Given data Start Marker
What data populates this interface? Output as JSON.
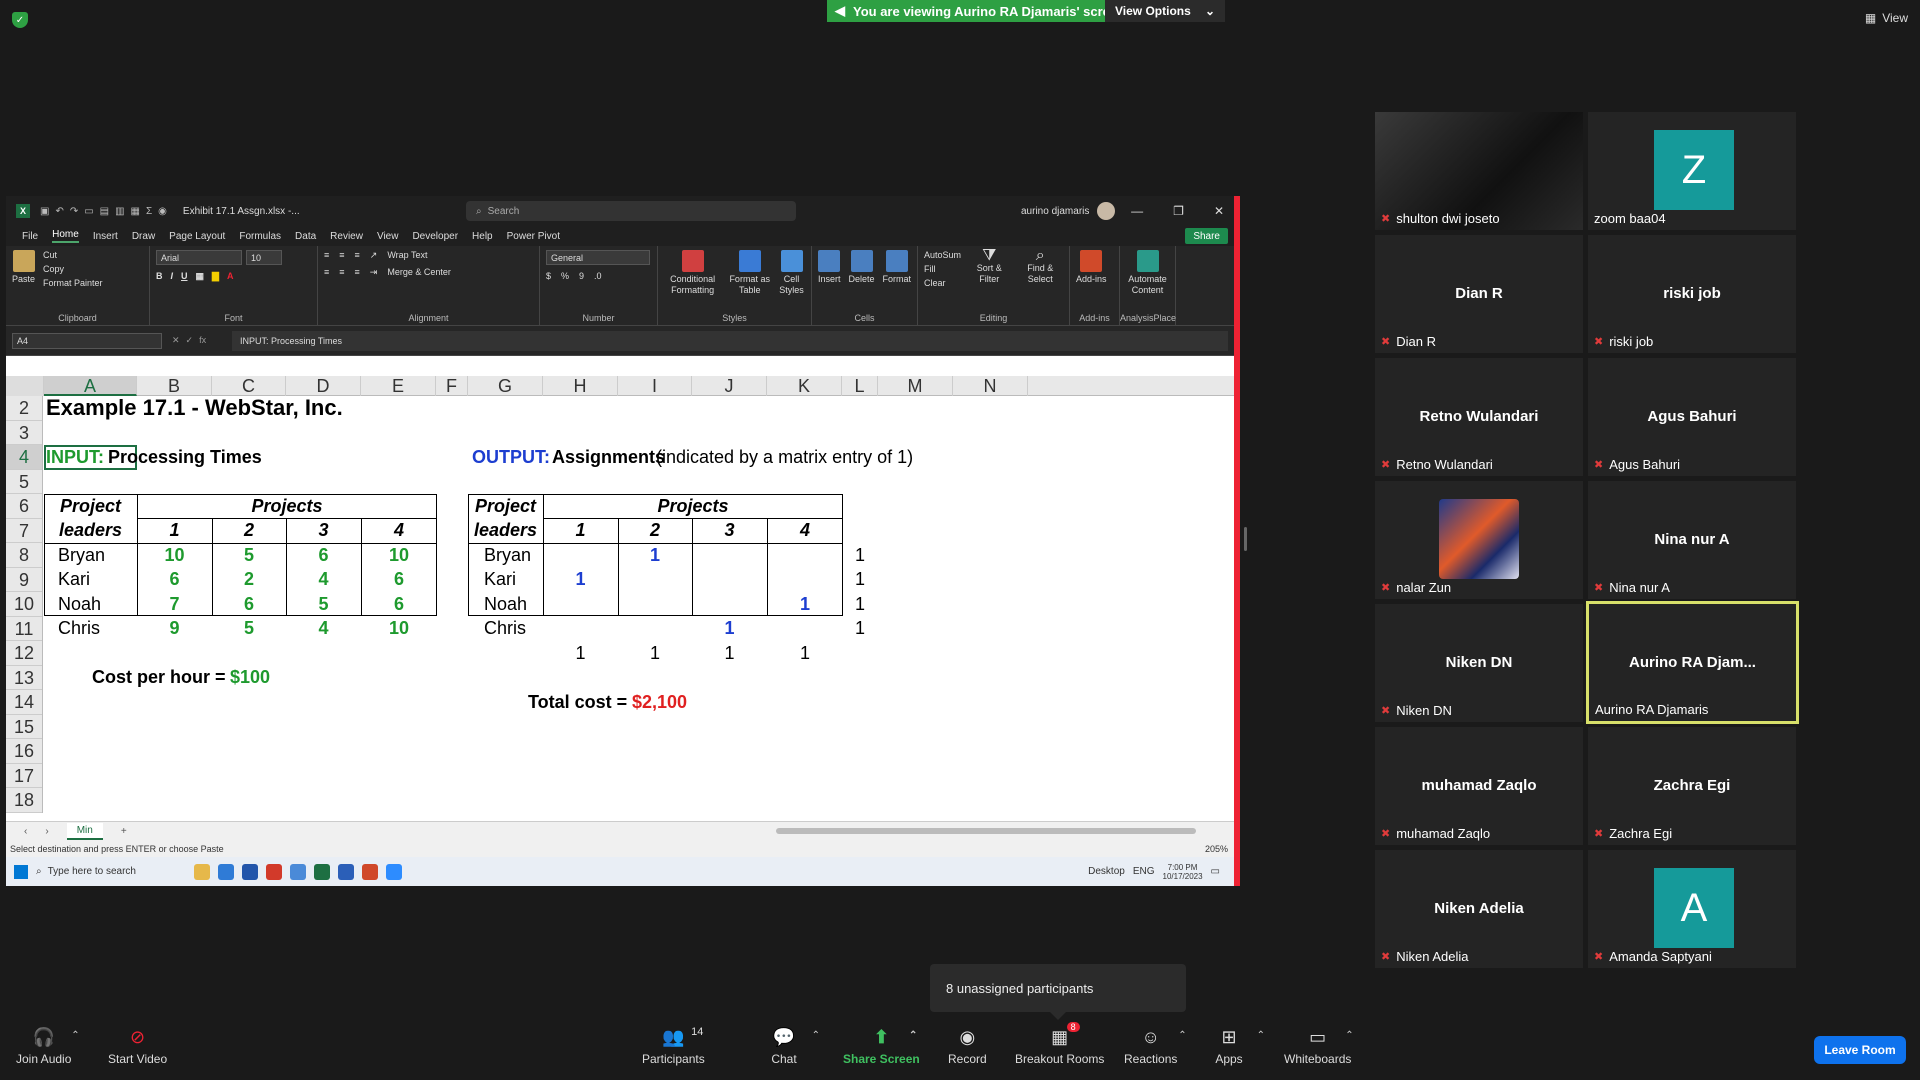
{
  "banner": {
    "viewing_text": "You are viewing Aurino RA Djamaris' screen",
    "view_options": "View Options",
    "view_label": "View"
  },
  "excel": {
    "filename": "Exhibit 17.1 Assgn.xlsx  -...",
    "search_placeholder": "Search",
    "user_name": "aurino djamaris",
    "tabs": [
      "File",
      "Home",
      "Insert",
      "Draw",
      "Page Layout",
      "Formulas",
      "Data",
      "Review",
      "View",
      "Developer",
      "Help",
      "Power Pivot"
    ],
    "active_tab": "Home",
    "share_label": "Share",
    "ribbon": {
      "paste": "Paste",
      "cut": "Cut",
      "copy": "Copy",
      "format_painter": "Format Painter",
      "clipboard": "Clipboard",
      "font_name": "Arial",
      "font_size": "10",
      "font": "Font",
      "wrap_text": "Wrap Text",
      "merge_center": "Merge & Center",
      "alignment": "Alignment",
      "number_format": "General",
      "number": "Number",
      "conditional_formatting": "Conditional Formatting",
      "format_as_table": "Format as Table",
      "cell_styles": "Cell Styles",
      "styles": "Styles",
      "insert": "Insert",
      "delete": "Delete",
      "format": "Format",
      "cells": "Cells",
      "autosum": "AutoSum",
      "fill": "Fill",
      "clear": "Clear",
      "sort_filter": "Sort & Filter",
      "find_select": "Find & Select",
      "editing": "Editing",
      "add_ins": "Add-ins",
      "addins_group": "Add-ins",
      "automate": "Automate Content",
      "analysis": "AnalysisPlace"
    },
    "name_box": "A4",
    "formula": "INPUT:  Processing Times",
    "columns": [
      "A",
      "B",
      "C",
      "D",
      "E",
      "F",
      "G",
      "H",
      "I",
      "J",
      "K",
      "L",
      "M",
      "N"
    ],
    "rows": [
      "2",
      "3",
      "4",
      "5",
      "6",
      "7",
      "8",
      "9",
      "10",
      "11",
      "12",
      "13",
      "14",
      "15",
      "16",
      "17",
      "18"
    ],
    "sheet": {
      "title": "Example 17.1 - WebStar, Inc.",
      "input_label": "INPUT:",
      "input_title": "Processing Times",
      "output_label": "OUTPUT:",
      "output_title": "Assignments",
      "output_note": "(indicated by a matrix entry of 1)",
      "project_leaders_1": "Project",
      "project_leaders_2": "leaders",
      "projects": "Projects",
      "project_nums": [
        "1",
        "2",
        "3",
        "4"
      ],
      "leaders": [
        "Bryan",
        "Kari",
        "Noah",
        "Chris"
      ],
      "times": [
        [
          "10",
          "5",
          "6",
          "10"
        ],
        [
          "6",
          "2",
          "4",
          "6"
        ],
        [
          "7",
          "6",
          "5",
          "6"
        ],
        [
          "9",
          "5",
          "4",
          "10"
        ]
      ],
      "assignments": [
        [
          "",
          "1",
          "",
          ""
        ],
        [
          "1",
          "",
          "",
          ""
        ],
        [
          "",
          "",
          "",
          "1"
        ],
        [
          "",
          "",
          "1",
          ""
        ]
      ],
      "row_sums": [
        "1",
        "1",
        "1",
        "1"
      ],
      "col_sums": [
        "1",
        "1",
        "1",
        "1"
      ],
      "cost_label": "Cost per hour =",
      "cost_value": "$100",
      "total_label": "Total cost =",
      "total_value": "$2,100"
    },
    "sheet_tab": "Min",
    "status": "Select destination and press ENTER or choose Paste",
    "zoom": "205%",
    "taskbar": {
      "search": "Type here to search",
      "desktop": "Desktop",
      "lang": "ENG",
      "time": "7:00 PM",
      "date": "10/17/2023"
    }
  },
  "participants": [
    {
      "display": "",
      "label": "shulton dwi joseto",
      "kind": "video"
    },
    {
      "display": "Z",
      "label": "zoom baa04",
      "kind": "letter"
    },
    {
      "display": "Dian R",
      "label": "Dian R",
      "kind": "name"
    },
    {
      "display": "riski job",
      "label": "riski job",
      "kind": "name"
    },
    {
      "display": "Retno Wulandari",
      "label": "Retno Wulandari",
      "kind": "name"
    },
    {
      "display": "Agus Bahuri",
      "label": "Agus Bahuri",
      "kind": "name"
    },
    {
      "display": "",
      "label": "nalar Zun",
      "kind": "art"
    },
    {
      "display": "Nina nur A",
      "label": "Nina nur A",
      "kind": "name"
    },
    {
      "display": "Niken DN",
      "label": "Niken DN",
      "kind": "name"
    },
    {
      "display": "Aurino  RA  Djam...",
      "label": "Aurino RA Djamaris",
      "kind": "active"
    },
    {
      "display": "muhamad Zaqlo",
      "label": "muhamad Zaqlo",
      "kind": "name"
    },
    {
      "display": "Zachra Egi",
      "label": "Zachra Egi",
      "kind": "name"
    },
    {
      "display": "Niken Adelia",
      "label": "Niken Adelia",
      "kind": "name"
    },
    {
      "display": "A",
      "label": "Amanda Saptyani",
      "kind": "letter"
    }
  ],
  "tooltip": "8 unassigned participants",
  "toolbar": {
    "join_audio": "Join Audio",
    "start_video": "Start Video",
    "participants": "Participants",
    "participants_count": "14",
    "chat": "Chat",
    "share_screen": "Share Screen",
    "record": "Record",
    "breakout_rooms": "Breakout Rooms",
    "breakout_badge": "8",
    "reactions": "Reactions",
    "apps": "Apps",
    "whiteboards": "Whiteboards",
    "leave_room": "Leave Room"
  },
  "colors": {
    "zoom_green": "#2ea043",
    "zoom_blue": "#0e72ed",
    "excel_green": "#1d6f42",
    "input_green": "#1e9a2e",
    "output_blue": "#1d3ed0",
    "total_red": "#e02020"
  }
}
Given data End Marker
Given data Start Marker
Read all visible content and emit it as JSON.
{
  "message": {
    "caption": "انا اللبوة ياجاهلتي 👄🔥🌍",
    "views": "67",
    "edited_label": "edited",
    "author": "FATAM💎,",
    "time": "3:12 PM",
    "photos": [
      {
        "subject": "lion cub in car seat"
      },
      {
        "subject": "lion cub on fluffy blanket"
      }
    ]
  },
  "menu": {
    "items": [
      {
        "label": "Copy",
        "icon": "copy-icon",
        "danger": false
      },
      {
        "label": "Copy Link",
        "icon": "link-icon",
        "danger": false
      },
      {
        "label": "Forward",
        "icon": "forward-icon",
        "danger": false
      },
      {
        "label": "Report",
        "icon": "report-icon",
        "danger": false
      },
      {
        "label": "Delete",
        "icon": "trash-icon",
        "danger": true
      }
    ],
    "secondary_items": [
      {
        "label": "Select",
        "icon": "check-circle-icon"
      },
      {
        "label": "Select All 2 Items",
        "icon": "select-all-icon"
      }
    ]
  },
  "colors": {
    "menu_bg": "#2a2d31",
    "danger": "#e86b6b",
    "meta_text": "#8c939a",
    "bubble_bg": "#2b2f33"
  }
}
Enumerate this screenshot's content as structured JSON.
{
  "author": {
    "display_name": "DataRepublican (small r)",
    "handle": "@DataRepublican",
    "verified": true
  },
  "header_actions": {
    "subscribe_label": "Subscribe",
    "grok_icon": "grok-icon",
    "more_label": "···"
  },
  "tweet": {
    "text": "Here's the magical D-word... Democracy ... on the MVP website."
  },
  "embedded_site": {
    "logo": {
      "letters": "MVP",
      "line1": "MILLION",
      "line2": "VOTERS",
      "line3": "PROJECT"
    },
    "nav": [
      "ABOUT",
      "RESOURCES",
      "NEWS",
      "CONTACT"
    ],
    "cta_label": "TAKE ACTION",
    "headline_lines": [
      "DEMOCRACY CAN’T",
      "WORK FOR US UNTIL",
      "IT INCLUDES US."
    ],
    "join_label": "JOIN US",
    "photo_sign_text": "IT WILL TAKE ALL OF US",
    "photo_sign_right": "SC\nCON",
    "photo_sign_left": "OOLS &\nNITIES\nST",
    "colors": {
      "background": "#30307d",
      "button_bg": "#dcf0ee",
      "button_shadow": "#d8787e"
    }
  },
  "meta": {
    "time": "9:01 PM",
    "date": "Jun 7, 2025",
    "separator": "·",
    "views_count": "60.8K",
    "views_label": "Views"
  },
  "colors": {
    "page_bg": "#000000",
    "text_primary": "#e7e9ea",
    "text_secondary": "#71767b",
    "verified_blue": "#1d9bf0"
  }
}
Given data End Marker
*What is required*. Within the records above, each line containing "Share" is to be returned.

*Output for this task*.
    "share_label": "Share",
    "share_screen": "Share Screen",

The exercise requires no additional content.